Written by Dr. Sandra Lorena Lopez Varela
Last week, I watched the The Square, nominated to this year's 86th Academy Award for Best Documentary. Back in January 2011, when millions of Egyptians gathered at Tahir Square to demand the fall of President Hosnik Mubarak's regime, and violent clashes erupted, I was drafting a message to international authorities and organizations to protect Egypt's invaluable and irreplaceable archaeological history. The film brought back my thoughts about legitimizing our prerogatives as presidents of archaeological societies, when bullets were claiming people's lives.
How morally difficult is our job in claiming the protection of a country's heritage. As the Geneva II Middle East Peace Conference approached, the Cultural Heritage Task Force (CHT) of the American Anthropological Association (AAA) received news of the efforts of a recently founded NGO to convince the more than 30 nation participants to accept a resolution to stop the destruction of Syrian rich heritage and to adhere to international law that prohibits the willful destruction of cultural heritage in times of war.

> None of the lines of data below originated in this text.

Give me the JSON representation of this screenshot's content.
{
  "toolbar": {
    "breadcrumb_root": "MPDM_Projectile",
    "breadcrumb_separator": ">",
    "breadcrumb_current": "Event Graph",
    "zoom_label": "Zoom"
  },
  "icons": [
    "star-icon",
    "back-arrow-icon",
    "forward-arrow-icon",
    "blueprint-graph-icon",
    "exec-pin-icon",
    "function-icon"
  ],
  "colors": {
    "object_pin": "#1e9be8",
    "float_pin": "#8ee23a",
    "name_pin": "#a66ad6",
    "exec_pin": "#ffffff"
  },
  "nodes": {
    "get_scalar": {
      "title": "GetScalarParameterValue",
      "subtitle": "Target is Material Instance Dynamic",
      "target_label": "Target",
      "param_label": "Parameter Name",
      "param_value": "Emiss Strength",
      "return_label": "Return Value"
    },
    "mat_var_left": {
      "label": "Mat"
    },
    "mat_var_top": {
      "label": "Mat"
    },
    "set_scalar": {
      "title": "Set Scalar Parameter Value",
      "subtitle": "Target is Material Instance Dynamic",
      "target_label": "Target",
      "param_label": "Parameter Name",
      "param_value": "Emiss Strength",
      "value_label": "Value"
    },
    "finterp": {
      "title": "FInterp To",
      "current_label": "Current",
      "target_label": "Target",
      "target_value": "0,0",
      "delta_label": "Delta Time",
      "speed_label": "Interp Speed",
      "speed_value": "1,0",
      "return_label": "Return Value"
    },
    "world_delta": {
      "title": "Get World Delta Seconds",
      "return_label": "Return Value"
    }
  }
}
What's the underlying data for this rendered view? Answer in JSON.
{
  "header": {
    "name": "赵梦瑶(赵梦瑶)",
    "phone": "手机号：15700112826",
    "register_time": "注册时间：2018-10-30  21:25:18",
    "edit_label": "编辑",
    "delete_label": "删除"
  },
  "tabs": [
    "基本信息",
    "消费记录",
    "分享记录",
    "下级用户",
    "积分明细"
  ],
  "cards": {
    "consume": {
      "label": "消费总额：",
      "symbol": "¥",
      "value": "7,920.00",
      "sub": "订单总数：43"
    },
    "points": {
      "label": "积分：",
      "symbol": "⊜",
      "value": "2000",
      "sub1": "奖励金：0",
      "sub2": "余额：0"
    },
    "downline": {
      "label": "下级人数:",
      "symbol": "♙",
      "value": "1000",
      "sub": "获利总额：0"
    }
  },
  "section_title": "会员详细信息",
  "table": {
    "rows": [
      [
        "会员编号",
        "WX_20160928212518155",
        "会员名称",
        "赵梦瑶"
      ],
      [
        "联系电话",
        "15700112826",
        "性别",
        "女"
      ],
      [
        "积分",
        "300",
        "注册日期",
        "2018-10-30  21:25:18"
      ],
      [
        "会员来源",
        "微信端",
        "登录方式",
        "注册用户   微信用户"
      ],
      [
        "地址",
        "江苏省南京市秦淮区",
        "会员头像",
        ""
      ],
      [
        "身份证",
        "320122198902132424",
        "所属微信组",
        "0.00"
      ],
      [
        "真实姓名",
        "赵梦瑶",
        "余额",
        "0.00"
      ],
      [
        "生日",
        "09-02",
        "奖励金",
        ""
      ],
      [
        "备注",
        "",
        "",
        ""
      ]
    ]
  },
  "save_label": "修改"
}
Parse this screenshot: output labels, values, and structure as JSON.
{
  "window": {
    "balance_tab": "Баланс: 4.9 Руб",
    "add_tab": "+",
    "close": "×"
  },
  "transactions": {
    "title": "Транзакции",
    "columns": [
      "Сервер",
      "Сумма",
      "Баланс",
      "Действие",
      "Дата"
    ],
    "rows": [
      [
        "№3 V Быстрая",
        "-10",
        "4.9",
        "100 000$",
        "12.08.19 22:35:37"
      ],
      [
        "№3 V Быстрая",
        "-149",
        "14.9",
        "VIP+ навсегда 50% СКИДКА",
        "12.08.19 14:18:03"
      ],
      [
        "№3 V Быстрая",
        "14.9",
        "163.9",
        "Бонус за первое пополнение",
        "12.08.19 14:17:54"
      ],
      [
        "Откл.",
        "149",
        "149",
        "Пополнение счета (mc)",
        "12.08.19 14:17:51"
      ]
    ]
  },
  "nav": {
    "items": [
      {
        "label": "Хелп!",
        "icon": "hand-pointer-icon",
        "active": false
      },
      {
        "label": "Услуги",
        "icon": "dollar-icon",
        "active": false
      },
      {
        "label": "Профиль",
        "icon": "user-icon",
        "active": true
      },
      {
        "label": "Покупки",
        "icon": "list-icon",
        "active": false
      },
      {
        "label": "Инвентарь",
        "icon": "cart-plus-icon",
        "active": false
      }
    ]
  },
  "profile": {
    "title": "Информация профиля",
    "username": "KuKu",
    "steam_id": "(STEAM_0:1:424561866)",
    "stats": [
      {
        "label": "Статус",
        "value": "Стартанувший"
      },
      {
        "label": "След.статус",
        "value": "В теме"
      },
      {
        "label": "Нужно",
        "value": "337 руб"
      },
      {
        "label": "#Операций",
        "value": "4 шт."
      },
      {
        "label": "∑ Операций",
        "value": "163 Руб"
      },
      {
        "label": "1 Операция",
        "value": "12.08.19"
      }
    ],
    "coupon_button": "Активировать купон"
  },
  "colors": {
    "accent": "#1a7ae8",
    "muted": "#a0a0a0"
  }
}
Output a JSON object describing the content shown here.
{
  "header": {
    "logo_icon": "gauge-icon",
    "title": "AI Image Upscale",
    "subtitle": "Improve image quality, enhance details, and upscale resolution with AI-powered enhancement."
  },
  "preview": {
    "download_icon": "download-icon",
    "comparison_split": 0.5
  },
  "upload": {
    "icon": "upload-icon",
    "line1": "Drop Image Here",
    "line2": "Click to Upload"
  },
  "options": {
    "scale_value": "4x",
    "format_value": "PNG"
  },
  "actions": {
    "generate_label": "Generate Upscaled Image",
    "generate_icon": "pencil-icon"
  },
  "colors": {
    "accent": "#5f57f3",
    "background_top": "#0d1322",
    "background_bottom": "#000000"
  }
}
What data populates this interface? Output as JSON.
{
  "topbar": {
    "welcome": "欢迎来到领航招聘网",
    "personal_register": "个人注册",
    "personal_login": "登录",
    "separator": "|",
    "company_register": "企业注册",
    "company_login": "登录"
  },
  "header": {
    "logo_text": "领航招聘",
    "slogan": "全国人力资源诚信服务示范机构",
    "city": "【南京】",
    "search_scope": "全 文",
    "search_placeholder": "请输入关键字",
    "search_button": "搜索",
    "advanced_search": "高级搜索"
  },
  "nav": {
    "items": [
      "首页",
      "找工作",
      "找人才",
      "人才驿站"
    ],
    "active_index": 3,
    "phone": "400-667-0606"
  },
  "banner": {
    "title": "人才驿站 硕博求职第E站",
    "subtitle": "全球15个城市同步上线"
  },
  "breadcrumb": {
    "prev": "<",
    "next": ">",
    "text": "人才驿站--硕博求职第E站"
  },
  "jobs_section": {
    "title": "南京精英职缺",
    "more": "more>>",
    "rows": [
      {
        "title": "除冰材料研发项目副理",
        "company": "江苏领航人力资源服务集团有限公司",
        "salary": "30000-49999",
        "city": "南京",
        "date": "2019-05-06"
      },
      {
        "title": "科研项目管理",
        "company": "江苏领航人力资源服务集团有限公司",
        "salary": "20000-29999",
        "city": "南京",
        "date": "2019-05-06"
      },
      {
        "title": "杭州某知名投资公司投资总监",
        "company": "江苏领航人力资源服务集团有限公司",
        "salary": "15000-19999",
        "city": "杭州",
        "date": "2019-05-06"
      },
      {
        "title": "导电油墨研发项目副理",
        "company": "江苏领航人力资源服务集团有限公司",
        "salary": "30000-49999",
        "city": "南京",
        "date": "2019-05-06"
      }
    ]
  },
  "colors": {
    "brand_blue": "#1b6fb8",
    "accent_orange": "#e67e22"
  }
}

Over the last couple of years, the AAA voices concerns about the destruction of heritage resources in times of intense conflict. Our silence regarding Syria, so far, has recalled my attention and shaken my naiveté about the close relationship between archaeology and international politics. Aren't we too late? Auf immer zerstört, "forever destroyed", say the powerful photographs of the destruction of Aleppo by Mamoun Fansa, who was for many years, Director of the Landesmuseums Natur und Mensch in Oldenburg, Germany. Better later than never, is a statement that causes me conflict after reading a recent summary by Dr. Cunliffe on the sustained damage to Syria's heritage in 2014. While some claim "heritage for peace", Fansa says in his 3sat interview, "historic objects against human lives," as the plundering and selling of antiquities apparently is financing the rebels' guns. It is estimated that 130,000 Syrian people are now dead and that the refugee population will reach 5.3 million people at the end of 2014, according to Dr. Cunliffe. "The Syrian problem exposed the weakness of the international system to deal effectively with war zones, and demonstrated the limitations of the United States in shaping global events", expressed the Aljazeera Center for Studies, but also, our own limitations as archaeologists, and those of our professional associations.
How can archaeologists contribute effectively to stop the destruction of Syria's heritage? Are we being insensitive by making such claim, when we know about the suffering that this tragedy has provoked? Is our claim the way of restoring peace and stability in Syria? Is our concern, being shared by those that are suffering this tragedy? From an academic point of view, it is our moral and ethical responsibility to bring the destruction of Syria's heritage to international authorities. Really?
How can one ignore the inflicted pain brought through watching and hearing the sounds of powerful machines putting a definite end to those battling injustice or fighting for peace, and continue writing about saving the past? These are the times that I question our scientific iciness of just doing your job kind of argument, as it is easier to fight foreign battles through one's cowardly pen -- keyboard now -- instead of following these brave examples of fighting for what is right at home. Yes, I question the empowering thoughts of science that we are trying to help those that are living under heavy shelling, through our mandated principles for heritage preservation, because their worries are about survival, not about saving the past. Is this really enough to show concern for those that are mourning their dead, and for the thousands of children deprived now of a smile, and who are now staring in emptiness to their new surroundings? Finding comfort in my academic thoughts that our claims are the profession's particular ways of expressing concern and support for all those living in times of great suffering, is something; I am personally struggling to believe it makes sense.
Sandra Lorena Lopez Varela PhD (University of London), RPA, is a Professor at the Nacional Autónoma de México and Fellow of the Alexander von Humboldt Stiftung. She is the Archaeology Chair of the Executive Board and the Executive Board Liaison to the Heritage Task Force of the American Anthropological Association. Her research concentrates on studying the effects of social development policies through the application of archaeological and social sciences; promoting applied archaeology to protect Mexico's heritage and to create innovative career opportunities for students-in-training through Business and Marketing Heritage. She is the author of Sustainable Heritage in Mexico: Archaeological Solutions for Infrastructure Planning and Building, Open Journal of Archaeometry.